        • Cronstintein says:

          Yeah, I actually liked it fine until the last sentence. Wishing for sausages, or Earth, as a two-for-one to GET sausages is ok by me.

  9. draglikepull says:

    Felt incredibly grindy and aimless to me. You go to a planet, mine a few minerals, then go to another nearby planet, mine a few minerals . . .

    I never felt like I was making any interesting decisions or enacting any kind of strategy. You just float around watching your oxygen and fuel meters slowly bounce up and down.

  10. xyzzy frobozz says:

    I played it on mobile, where I think it’s a decent game.

    But I think it’s a terrible PC game.

    Make of that what you will.

    • Blastaz says:

      I agre 100%

    • mouton says:

      It isn’t a terrible PC game. It does suffer from being a bit too simple on a platform accustomed to greater depth.

  11. Thirith says:

    I played a lot of this while on a business trip to London where I found out that I’d be out of a job in three months (which wasn’t totally unexpected but still sucked there and then). The “Space Oddity” mood, the relative simplicity and the feeling of being all alone with relatively little control over my fate – they worked perfectly there and then. As a mood piece on mobile phones, I think it does what it does extremely well; you mainly need to adjust your expectations, or accept that what it does might not be what you’re looking for.

  12. Tusque D'Ivoire says:

    And if this still sounds too upbeat to you, play Capsule by Adam Saltsman!

  13. RyanCory says:

    My uncle Angelia recently got a new blue Subaru BRZ Coupe just by some part time working online with a PC… learn this here now …vr

    ++++> Here Are The Details

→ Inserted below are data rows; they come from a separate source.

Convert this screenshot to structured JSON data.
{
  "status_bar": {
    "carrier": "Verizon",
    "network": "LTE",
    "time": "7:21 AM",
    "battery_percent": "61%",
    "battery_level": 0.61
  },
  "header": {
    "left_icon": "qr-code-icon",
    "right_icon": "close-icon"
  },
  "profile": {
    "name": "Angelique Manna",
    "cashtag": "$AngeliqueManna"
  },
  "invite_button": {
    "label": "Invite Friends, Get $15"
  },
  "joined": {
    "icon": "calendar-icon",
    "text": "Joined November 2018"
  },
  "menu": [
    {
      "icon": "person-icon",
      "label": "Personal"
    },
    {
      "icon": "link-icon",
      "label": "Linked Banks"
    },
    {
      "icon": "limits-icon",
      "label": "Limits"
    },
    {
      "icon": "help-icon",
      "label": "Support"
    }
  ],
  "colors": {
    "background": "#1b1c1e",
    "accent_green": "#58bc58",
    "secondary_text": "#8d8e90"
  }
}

  14. LogicalDash says:

    I think at least one ending has been added since you played, Alec, and there’s a new game mode slated for the next release.